(App and web page records)
————

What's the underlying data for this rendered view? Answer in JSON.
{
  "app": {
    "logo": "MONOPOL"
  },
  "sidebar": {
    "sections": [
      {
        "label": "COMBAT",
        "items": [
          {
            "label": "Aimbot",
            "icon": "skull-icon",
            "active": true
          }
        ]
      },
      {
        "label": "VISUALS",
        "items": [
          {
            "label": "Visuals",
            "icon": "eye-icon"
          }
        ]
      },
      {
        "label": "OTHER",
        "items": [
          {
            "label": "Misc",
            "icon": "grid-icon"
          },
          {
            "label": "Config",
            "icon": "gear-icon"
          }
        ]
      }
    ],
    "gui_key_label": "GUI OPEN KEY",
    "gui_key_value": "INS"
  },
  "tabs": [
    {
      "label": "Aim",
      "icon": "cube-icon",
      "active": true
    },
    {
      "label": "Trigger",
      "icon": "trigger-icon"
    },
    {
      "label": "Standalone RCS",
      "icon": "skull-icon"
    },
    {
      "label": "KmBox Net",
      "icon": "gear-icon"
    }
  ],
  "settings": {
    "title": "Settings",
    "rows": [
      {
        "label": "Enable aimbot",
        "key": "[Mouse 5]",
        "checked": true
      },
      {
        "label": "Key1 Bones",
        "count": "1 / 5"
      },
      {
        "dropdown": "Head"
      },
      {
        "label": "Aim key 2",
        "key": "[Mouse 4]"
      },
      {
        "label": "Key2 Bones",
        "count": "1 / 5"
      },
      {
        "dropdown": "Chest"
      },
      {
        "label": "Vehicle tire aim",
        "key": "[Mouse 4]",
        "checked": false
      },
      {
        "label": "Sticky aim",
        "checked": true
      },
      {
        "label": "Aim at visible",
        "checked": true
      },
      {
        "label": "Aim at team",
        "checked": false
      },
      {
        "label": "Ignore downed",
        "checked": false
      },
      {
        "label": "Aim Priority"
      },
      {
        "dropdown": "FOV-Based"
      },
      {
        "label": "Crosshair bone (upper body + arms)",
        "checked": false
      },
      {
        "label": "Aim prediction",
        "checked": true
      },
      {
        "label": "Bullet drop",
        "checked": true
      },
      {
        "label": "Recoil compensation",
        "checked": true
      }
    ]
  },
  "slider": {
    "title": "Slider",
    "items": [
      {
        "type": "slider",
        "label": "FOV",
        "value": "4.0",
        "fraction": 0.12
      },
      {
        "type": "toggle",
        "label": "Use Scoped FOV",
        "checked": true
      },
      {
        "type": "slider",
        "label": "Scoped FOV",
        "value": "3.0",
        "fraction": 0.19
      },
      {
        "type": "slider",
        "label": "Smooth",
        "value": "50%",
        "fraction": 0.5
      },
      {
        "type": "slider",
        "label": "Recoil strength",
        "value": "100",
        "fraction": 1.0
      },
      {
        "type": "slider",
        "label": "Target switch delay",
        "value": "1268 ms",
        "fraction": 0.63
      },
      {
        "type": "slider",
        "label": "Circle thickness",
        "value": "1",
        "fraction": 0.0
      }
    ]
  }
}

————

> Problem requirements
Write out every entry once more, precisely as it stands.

> Output
What's the underlying data for this rendered view? Answer in JSON.
{
  "app": {
    "logo": "MONOPOL"
  },
  "sidebar": {
    "sections": [
      {
        "label": "COMBAT",
        "items": [
          {
            "label": "Aimbot",
            "icon": "skull-icon",
            "active": true
          }
        ]
      },
      {
        "label": "VISUALS",
        "items": [
          {
            "label": "Visuals",
            "icon": "eye-icon"
          }
        ]
      },
      {
        "label": "OTHER",
        "items": [
          {
            "label": "Misc",
            "icon": "grid-icon"
          },
          {
            "label": "Config",
            "icon": "gear-icon"
          }
        ]
      }
    ],
    "gui_key_label": "GUI OPEN KEY",
    "gui_key_value": "INS"
  },
  "tabs": [
    {
      "label": "Aim",
      "icon": "cube-icon",
      "active": true
    },
    {
      "label": "Trigger",
      "icon": "trigger-icon"
    },
    {
      "label": "Standalone RCS",
      "icon": "skull-icon"
    },
    {
      "label": "KmBox Net",
      "icon": "gear-icon"
    }
  ],
  "settings": {
    "title": "Settings",
    "rows": [
      {
        "label": "Enable aimbot",
        "key": "[Mouse 5]",
        "checked": true
      },
      {
        "label": "Key1 Bones",
        "count": "1 / 5"
      },
      {
        "dropdown": "Head"
      },
      {
        "label": "Aim key 2",
        "key": "[Mouse 4]"
      },
      {
        "label": "Key2 Bones",
        "count": "1 / 5"
      },
      {
        "dropdown": "Chest"
      },
      {
        "label": "Vehicle tire aim",
        "key": "[Mouse 4]",
        "checked": false
      },
      {
        "label": "Sticky aim",
        "checked": true
      },
      {
        "label": "Aim at visible",
        "checked": true
      },
      {
        "label": "Aim at team",
        "checked": false
      },
      {
        "label": "Ignore downed",
        "checked": false
      },
      {
        "label": "Aim Priority"
      },
      {
        "dropdown": "FOV-Based"
      },
      {
        "label": "Crosshair bone (upper body + arms)",
        "checked": false
      },
      {
        "label": "Aim prediction",
        "checked": true
      },
      {
        "label": "Bullet drop",
        "checked": true
      },
      {
        "label": "Recoil compensation",
        "checked": true
      }
    ]
  },
  "slider": {
    "title": "Slider",
    "items": [
      {
        "type": "slider",
        "label": "FOV",
        "value": "4.0",
        "fraction": 0.12
      },
      {
        "type": "toggle",
        "label": "Use Scoped FOV",
        "checked": true
      },
      {
        "type": "slider",
        "label": "Scoped FOV",
        "value": "3.0",
        "fraction": 0.19
      },
      {
        "type": "slider",
        "label": "Smooth",
        "value": "50%",
        "fraction": 0.5
      },
      {
        "type": "slider",
        "label": "Recoil strength",
        "value": "100",
        "fraction": 1.0
      },
      {
        "type": "slider",
        "label": "Target switch delay",
        "value": "1268 ms",
        "fraction": 0.63
      },
      {
        "type": "slider",
        "label": "Circle thickness",
        "value": "1",
        "fraction": 0.0
      }
    ]
  }
}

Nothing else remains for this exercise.